The Science Journal of the American Association for Respiratory Care

2010 OPEN FORUM Abstracts


Diana L. Mark1, Debra J. Fox1, Ramona C. Warren2; 1Respiratory Care, Wesley Medical Center, Wichita, KS; 2Pediatric Emergency Department, Wesley Medical Center, Wichita, KS
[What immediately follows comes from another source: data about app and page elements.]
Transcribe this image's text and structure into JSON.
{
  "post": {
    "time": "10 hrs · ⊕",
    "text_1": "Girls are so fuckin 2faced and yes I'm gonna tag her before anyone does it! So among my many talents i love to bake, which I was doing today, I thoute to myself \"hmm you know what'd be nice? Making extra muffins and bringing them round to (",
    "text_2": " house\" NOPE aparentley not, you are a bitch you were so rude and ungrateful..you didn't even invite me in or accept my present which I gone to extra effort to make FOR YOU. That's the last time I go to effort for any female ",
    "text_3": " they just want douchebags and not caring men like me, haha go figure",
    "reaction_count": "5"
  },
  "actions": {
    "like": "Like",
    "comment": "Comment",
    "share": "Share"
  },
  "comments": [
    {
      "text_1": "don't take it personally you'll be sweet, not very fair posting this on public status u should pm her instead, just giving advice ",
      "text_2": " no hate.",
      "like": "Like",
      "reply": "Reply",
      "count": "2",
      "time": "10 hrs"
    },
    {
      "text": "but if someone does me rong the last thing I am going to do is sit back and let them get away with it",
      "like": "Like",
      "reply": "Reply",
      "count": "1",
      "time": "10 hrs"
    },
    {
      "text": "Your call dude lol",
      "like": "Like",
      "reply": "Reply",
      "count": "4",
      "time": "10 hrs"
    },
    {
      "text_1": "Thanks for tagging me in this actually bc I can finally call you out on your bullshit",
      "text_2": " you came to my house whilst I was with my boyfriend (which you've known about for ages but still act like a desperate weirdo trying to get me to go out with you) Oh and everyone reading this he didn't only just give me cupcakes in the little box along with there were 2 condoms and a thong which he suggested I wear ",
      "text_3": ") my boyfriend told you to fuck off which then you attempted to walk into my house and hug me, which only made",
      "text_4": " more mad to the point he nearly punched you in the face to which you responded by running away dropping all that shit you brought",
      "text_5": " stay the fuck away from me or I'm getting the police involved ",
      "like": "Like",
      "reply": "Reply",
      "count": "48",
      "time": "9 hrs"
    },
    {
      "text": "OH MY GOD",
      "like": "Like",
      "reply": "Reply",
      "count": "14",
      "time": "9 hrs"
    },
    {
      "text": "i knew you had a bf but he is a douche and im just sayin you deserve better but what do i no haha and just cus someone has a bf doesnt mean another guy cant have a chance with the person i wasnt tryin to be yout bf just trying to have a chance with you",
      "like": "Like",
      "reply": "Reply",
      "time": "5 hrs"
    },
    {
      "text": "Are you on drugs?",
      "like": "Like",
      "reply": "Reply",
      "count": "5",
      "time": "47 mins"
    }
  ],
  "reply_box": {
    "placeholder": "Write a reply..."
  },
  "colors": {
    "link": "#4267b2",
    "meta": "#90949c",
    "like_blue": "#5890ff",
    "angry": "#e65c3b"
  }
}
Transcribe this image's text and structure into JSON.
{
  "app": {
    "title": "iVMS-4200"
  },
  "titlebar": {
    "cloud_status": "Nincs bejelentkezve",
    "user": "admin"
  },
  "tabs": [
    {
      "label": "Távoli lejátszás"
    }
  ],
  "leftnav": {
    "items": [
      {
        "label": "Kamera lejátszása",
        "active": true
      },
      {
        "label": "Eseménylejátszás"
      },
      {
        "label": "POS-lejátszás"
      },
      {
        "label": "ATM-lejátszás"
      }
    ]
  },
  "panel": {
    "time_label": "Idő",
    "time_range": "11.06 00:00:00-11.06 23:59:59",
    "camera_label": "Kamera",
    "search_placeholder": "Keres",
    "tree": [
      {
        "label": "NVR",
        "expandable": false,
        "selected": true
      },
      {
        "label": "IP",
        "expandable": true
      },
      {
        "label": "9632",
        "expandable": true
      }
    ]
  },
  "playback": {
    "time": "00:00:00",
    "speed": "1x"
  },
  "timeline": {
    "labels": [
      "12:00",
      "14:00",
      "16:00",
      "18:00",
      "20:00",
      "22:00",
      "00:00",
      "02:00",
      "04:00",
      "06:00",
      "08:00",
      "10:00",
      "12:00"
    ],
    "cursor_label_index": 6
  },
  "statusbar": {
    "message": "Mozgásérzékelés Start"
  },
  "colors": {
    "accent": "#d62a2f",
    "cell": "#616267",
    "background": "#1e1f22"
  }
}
Background: Infants with Bronchiolitis may require hospitalization for supportive therapy including nutrition, oxygen, and airway clearance. Those with mild disease may have hospital stays of 24-48 hours. We propose the use of an Outpatient Bronchiolitis clinic for milder cases to reduce hospitalizations, allow better management of hospital beds, and improved parent and physician satisfaction. Method: Infants were referred to the clinic, by prescription, from physician offices, the Emergency Department, and post-hospitalization for nasal tracheal or nasal pharyngeal suctioning. A respiratory therapist assessed the infantÂ’s weight, feedings, general appearance, and temperature. Oxygen saturations and a respiratory assessment score were measured before and after nasal suctioning. Guidelines were provided for having an infant emergently evaluated by an Emergency Department physician, calling the referring physician with concerns, and safely sending the infant home. Information on Bronchiolitis, home suctioning education, and instructions for returning to the clinic were given to the parents. Results: 370 infants were suctioned in the clinic. One thousand one hundred thirty-three suctions were performed during the 7 months the clinic was in full operation. Two hundred seventy-four (74%) infants were 6 months of age and under. Thirty-six infants (9.7%) were admitted to the hospital as a result of the respiratory therapistsÂ’ evaluation. Parent and physician satisfaction surveys indicate both groups were 96% satisfied overall with their visit(s) to the clinic and the service it provided. Most parents surveyed stated that having an outpatient treatment versus a hospitalization helped their infant recover quicker. Conclusions: Our experience with the Outpatient Bronchiolitis Clinic demonstrated that infants with mild Bronchiolitis could be cared for on an outpatient basis safely without requiring hospitalization. Bronchiolitis occurs during peak busy months and treating these infants as outpatients improves utilization of hospital beds and increases physician and parent satisfaction. Our experience confirmed that respiratory therapists can successfully assess and determine when an increased level of care is indicated in the outpatient setting as well as the inpatient setting. Data is currently being analyzed to determine the financial benefit to the hospital. Sponsored Research - None